1From the bombast of a stellar year for blockbusters comes my favourite film of the year - a rather low-key affair. While it is yet to see a wide release in the UK, I was lucky enough to witness an early showing. This tells the story of Jack (played by Jacob Tremblay - one of the best child performances I have ever seen), the 5-year-old son of Brie Larson's Ma. All he has ever known is the room they are both locked in, for Ma was taken as a teenager and kept locked up and raped in this room. Told from the ever-optimistic point of view of Jake, the film doesn't dwell on the horrific events, but on the love and drama between the two as they become adjusted to the real world again. I have not stopped thinking about this movie since I saw it in the summer and fully intend to revisit it when it is on wide release.
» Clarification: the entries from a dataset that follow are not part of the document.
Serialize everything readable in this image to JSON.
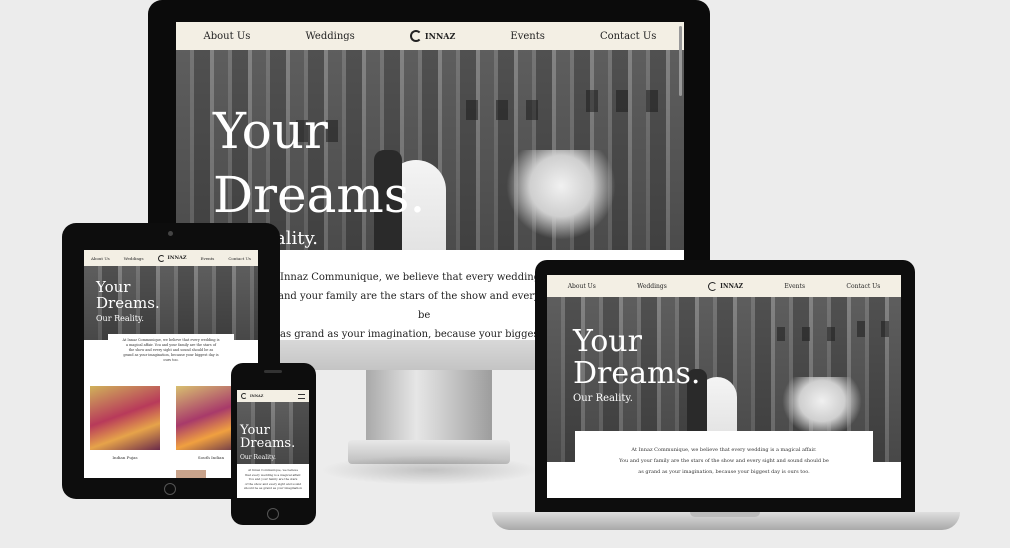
{
  "nav": {
    "about": "About Us",
    "weddings": "Weddings",
    "brand": "INNAZ",
    "events": "Events",
    "contact": "Contact Us"
  },
  "hero": {
    "line1": "Your",
    "line2": "Dreams.",
    "line3": "Our Reality."
  },
  "desktop": {
    "partial_tagline": "ality.",
    "intro_l1": "Innaz Communique, we believe that every wedding is a m",
    "intro_l2": "and your family are the stars of the show and every sight ar",
    "intro_l3": "be",
    "intro_l4": "as grand as your imagination, because your biggest day is"
  },
  "laptop": {
    "intro_l1": "At Innaz Communique, we believe that every wedding is a magical affair.",
    "intro_l2": "You and your family are the stars of the show and every sight and sound should be",
    "intro_l3": "as grand as your imagination, because your biggest day is ours too."
  },
  "tablet": {
    "intro_l1": "At Innaz Communique, we believe that every wedding is",
    "intro_l2": "a magical affair. You and your family are the stars of",
    "intro_l3": "the show and every sight and sound should be as",
    "intro_l4": "grand as your imagination, because your biggest day is",
    "intro_l5": "ours too.",
    "card1": "Indian Pujas",
    "card2": "South Indian"
  },
  "phone": {
    "intro_l1": "At Innaz Communique, we believe",
    "intro_l2": "that every wedding is a magical affair.",
    "intro_l3": "You and your family are the stars",
    "intro_l4": "of the show and every sight and sound",
    "intro_l5": "should be as grand as your imagination"
  }
}
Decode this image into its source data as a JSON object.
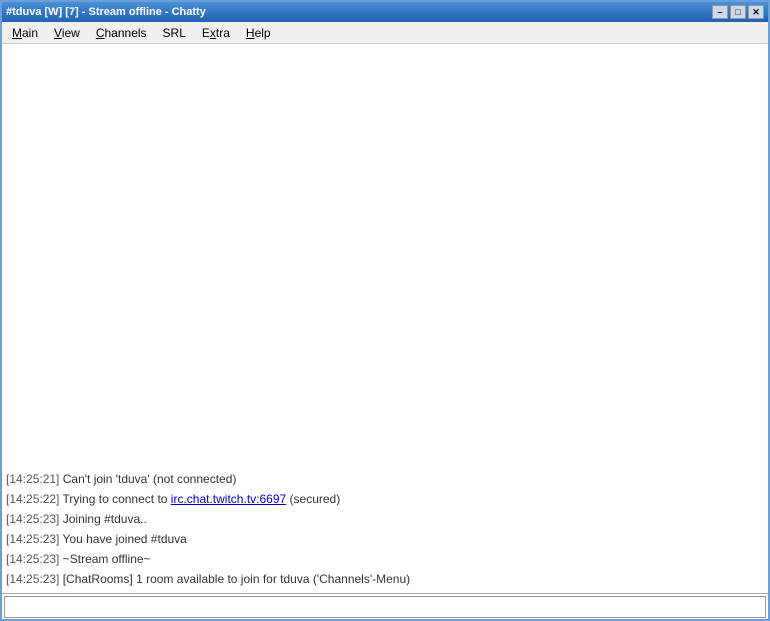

HONORABLE MENTIONSThere were loads of movies I haven't seen this year that I fully intend to. I see most movies in any given year long after the theatrical release, mostly on blu-ray. That's not to say that I've ignored my self-imposed status as a cinephile. Here are some good movies I've seen this year which didn't make it into the top 10, and some I intend to catch up on in the coming months.